### [YOUR OBJECTIVE]
Hand back all records exactly, pictures omitted.

### [Element data from apps and pages]
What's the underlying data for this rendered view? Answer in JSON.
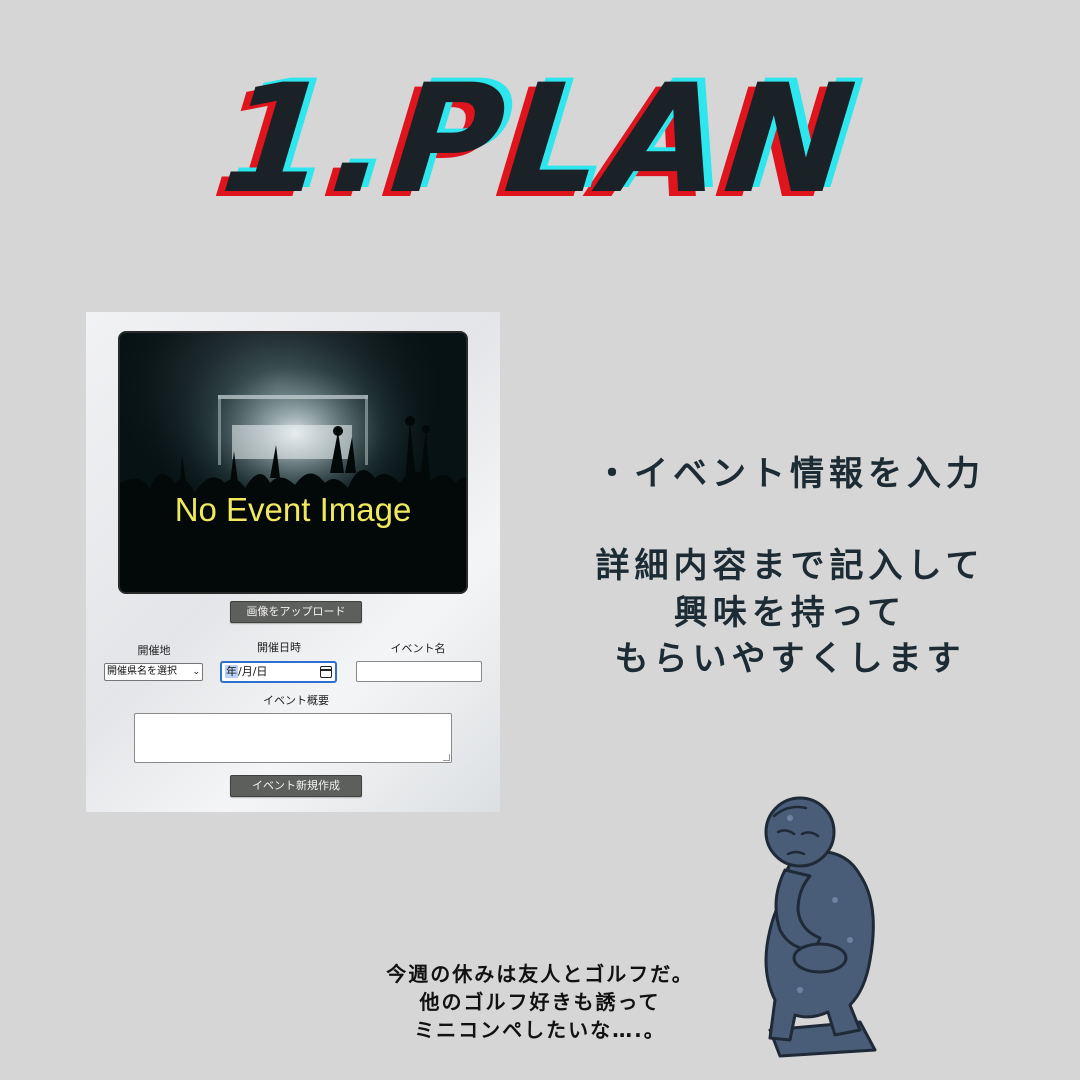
{
  "title": "1.PLAN",
  "form": {
    "image_placeholder_text": "No Event Image",
    "upload_button": "画像をアップロード",
    "labels": {
      "place": "開催地",
      "date": "開催日時",
      "event_name": "イベント名",
      "description": "イベント概要"
    },
    "prefecture_select": "開催県名を選択",
    "date_input": {
      "year": "年",
      "rest": "/月/日"
    },
    "event_name_value": "",
    "description_value": "",
    "create_button": "イベント新規作成"
  },
  "side": {
    "bullet": "・イベント情報を入力",
    "lines": [
      "詳細内容まで記入して",
      "興味を持って",
      "もらいやすくします"
    ]
  },
  "speech": {
    "lines": [
      "今週の休みは友人とゴルフだ。",
      "他のゴルフ好きも誘って",
      "ミニコンペしたいな….。"
    ]
  },
  "icons": {
    "statue": "thinker-statue-icon",
    "calendar": "calendar-icon"
  },
  "colors": {
    "background": "#d6d6d6",
    "title": "#1a2228",
    "title_red": "#e0141c",
    "title_cyan": "#2ee6ee",
    "placeholder_text": "#f0e95e",
    "button": "#5d5f5c",
    "side_text": "#1d2c34"
  }
}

### [TASK RESPONSE]
What's the underlying data for this rendered view? Answer in JSON.
{
  "title": "1.PLAN",
  "form": {
    "image_placeholder_text": "No Event Image",
    "upload_button": "画像をアップロード",
    "labels": {
      "place": "開催地",
      "date": "開催日時",
      "event_name": "イベント名",
      "description": "イベント概要"
    },
    "prefecture_select": "開催県名を選択",
    "date_input": {
      "year": "年",
      "rest": "/月/日"
    },
    "event_name_value": "",
    "description_value": "",
    "create_button": "イベント新規作成"
  },
  "side": {
    "bullet": "・イベント情報を入力",
    "lines": [
      "詳細内容まで記入して",
      "興味を持って",
      "もらいやすくします"
    ]
  },
  "speech": {
    "lines": [
      "今週の休みは友人とゴルフだ。",
      "他のゴルフ好きも誘って",
      "ミニコンペしたいな….。"
    ]
  },
  "icons": {
    "statue": "thinker-statue-icon",
    "calendar": "calendar-icon"
  },
  "colors": {
    "background": "#d6d6d6",
    "title": "#1a2228",
    "title_red": "#e0141c",
    "title_cyan": "#2ee6ee",
    "placeholder_text": "#f0e95e",
    "button": "#5d5f5c",
    "side_text": "#1d2c34"
  }
}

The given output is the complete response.